The marriage between TV and cars isn't necessarily an obvious one, but it seems that the only thing that auto enthusiasts like more than driving cars is watching shows about cars on TV. Automotive programming pops up on just about every broadcast and cable networks, and entire networks have been devoted to bringing vehicular entertainment to the small screen.
In the beginning, automotive programming was often very straightforward. Programs like "MotorWeek" on PBS featured road tests of new car models and basic maintenance information, and the BBC's "Top Gear" offered much the same kind of content on the other side of Atlantic. Both series are still on the air, although "Top Gear" underwent a redesign and relaunch after the turn of the century.
The rise of reality programming on cable TV was fortuitous for automotive programming.
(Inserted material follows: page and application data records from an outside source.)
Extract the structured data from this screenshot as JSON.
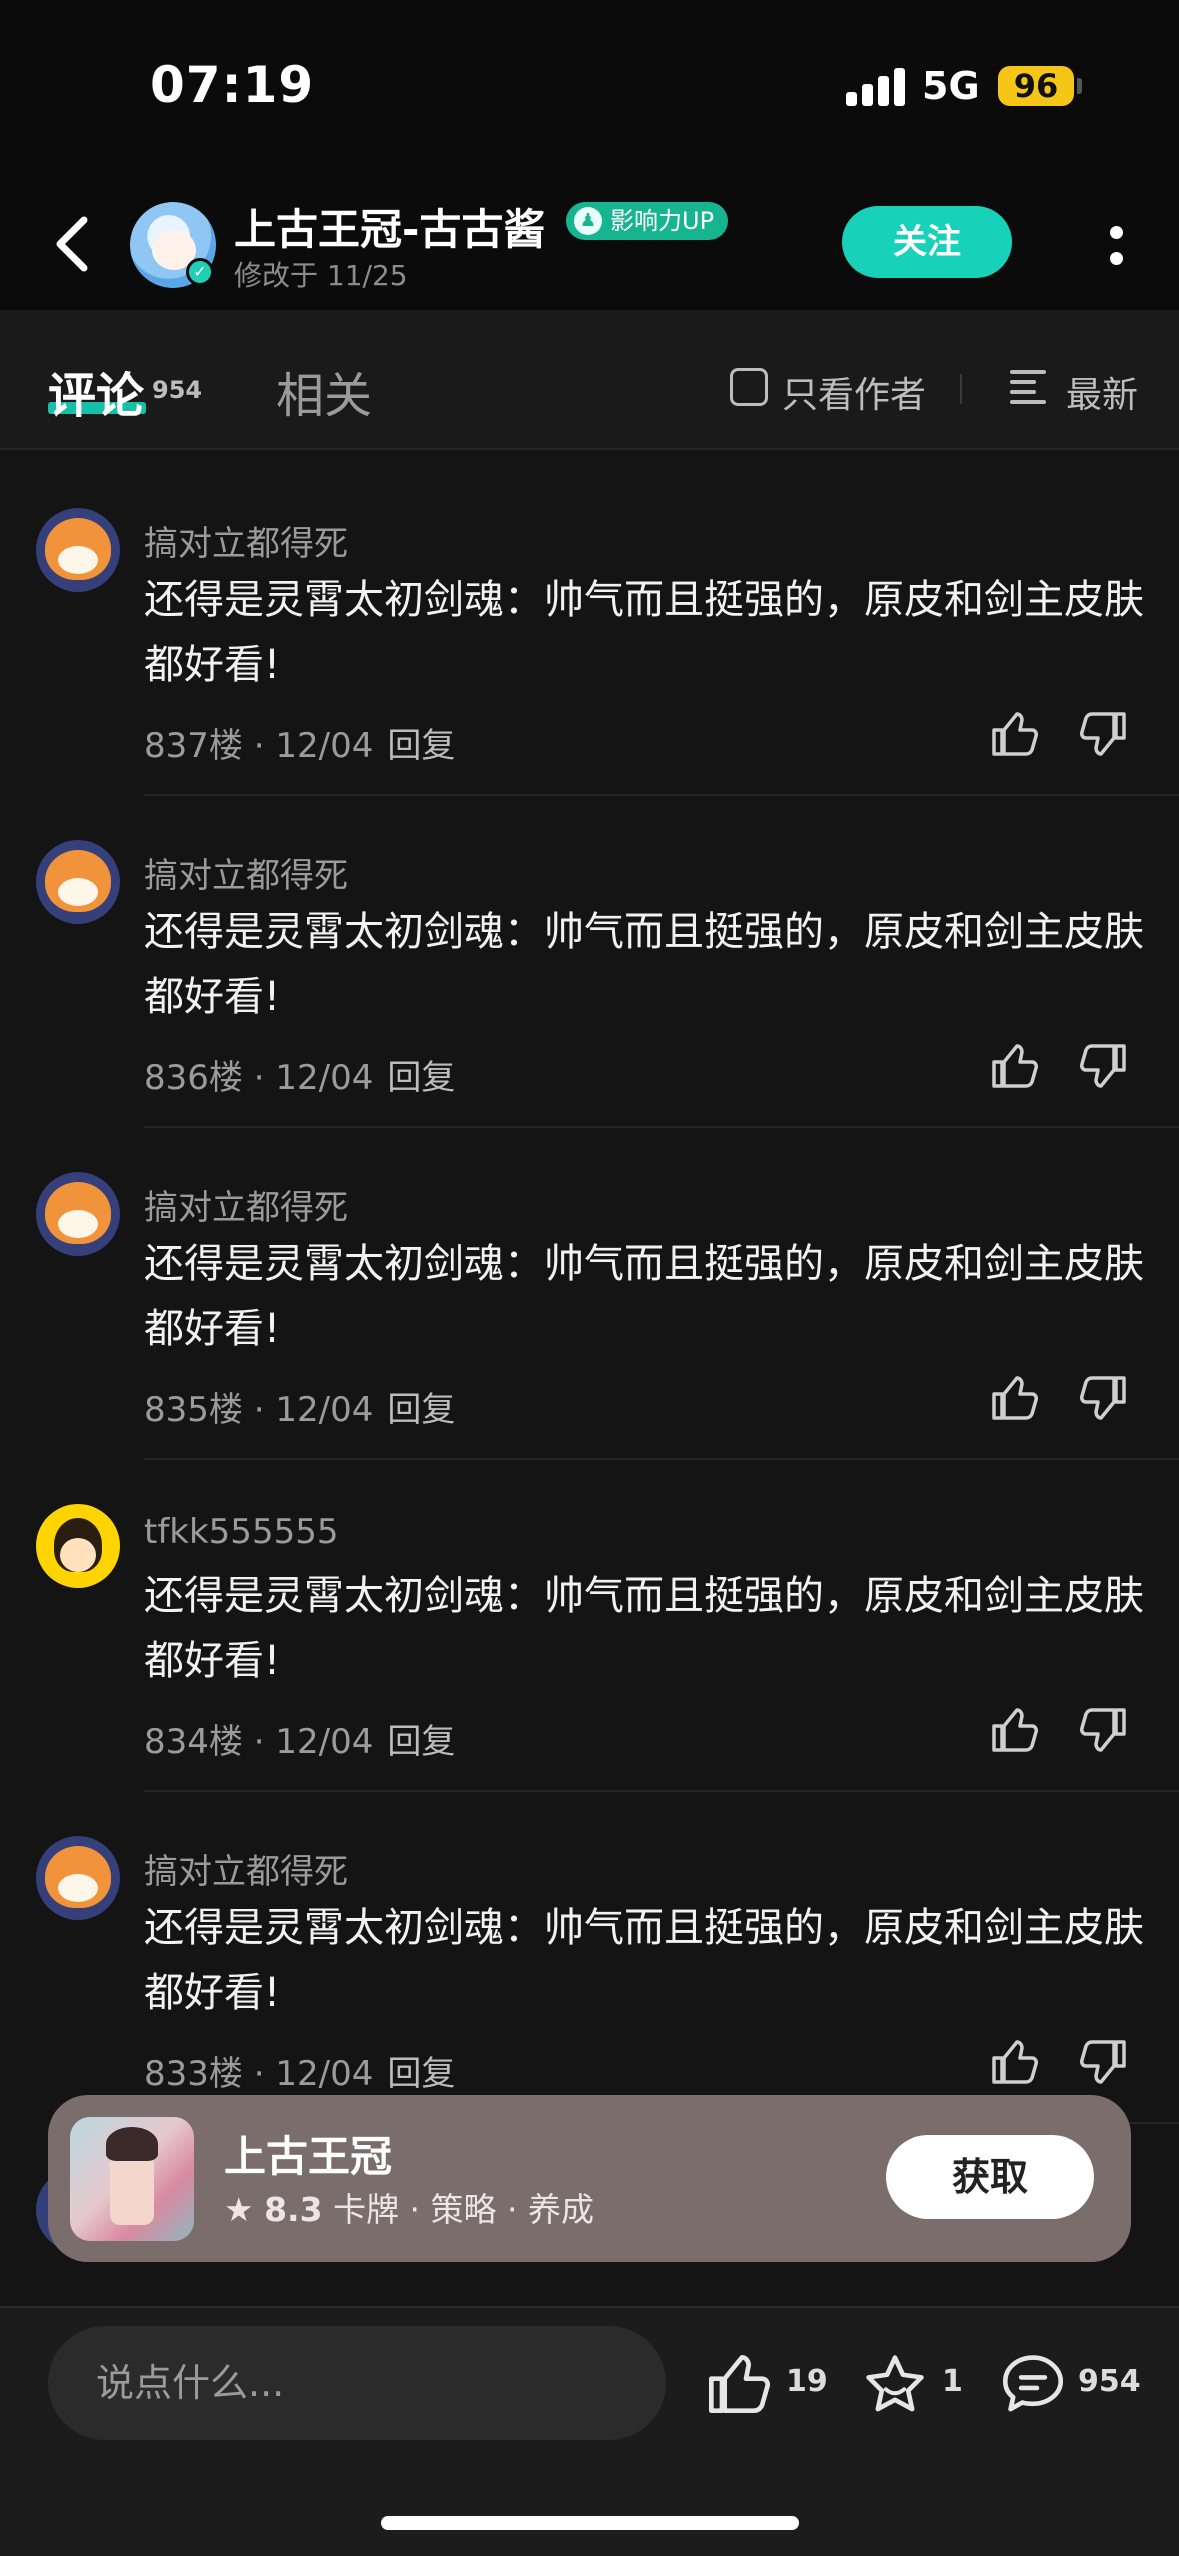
{
  "status_bar": {
    "time": "07:19",
    "network": "5G",
    "battery": "96"
  },
  "header": {
    "title": "上古王冠-古古酱",
    "badge": "影响力UP",
    "subtitle": "修改于 11/25",
    "follow_label": "关注"
  },
  "tabs": {
    "comments_label": "评论",
    "comments_count": "954",
    "related_label": "相关",
    "only_author_label": "只看作者",
    "sort_label": "最新"
  },
  "comments": [
    {
      "user": "搞对立都得死",
      "text": "还得是灵霄太初剑魂：帅气而且挺强的，原皮和剑主皮肤都好看!",
      "floor": "837楼",
      "date": "12/04",
      "reply": "回复"
    },
    {
      "user": "搞对立都得死",
      "text": "还得是灵霄太初剑魂：帅气而且挺强的，原皮和剑主皮肤都好看!",
      "floor": "836楼",
      "date": "12/04",
      "reply": "回复"
    },
    {
      "user": "搞对立都得死",
      "text": "还得是灵霄太初剑魂：帅气而且挺强的，原皮和剑主皮肤都好看!",
      "floor": "835楼",
      "date": "12/04",
      "reply": "回复"
    },
    {
      "user": "tfkk555555",
      "text": "还得是灵霄太初剑魂：帅气而且挺强的，原皮和剑主皮肤都好看!",
      "floor": "834楼",
      "date": "12/04",
      "reply": "回复"
    },
    {
      "user": "搞对立都得死",
      "text": "还得是灵霄太初剑魂：帅气而且挺强的，原皮和剑主皮肤都好看!",
      "floor": "833楼",
      "date": "12/04",
      "reply": "回复"
    }
  ],
  "game_card": {
    "name": "上古王冠",
    "rating": "8.3",
    "tags": "卡牌 · 策略 · 养成",
    "get_label": "获取"
  },
  "bottom_bar": {
    "input_placeholder": "说点什么...",
    "likes": "19",
    "favorites": "1",
    "comments": "954"
  },
  "colors": {
    "accent": "#17d1b9",
    "background": "#141414",
    "card": "#7a6d6c"
  }
}
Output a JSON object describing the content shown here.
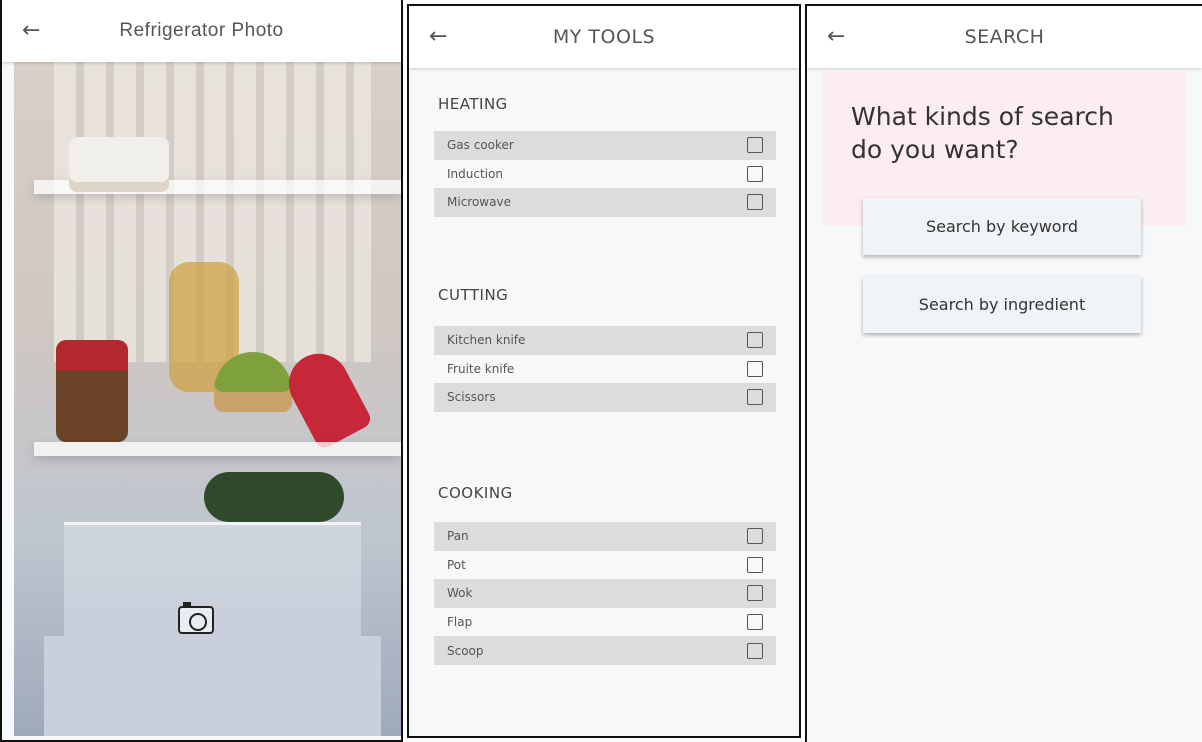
{
  "screens": {
    "photo": {
      "title": "Refrigerator Photo",
      "back_icon": "arrow-left-icon",
      "camera_icon": "camera-icon"
    },
    "tools": {
      "title": "MY TOOLS",
      "back_icon": "arrow-left-icon",
      "sections": [
        {
          "title": "HEATING",
          "items": [
            "Gas cooker",
            "Induction",
            "Microwave"
          ]
        },
        {
          "title": "CUTTING",
          "items": [
            "Kitchen knife",
            "Fruite knife",
            "Scissors"
          ]
        },
        {
          "title": "COOKING",
          "items": [
            "Pan",
            "Pot",
            "Wok",
            "Flap",
            "Scoop"
          ]
        }
      ]
    },
    "search": {
      "title": "SEARCH",
      "back_icon": "arrow-left-icon",
      "question": "What kinds of search do you want?",
      "buttons": {
        "keyword": "Search by keyword",
        "ingredient": "Search by ingredient"
      },
      "card_color": "#fcedf2"
    }
  }
}
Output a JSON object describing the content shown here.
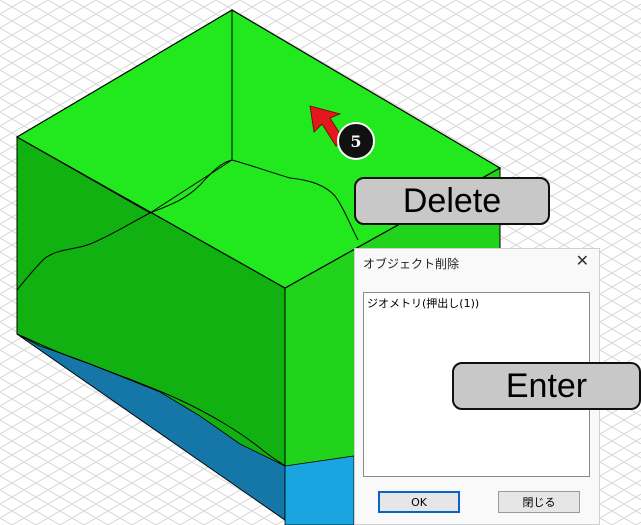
{
  "annotations": {
    "step_number": "5",
    "delete_key_label": "Delete",
    "enter_key_label": "Enter"
  },
  "dialog": {
    "title": "オブジェクト削除",
    "close_glyph": "✕",
    "list_items": [
      "ジオメトリ(押出し(1))"
    ],
    "ok_label": "OK",
    "close_label": "閉じる"
  },
  "colors": {
    "top_face": "#22e81e",
    "left_face": "#11b111",
    "right_face": "#22d31c",
    "water_left": "#1576a8",
    "water_right": "#1aa4e0",
    "arrow": "#e4181c"
  }
}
The combination of cars, motorcycles and reality-style drama resulted in popular series such as "American Chopper," which followed the exploits of custom motorcycle builders, and series featuring the building, customization and restoration of vehicles proliferated.
In addition to the documentary and reality genres, the televised presentation of motorsports has been one of the most popular genres of automotive programming for decades. Broadcasts of NASCAR stock car racing events are some of the most widely viewed sports broadcasts on television, and other racing series such as Formula 1 have smaller but equally dedicated audiences.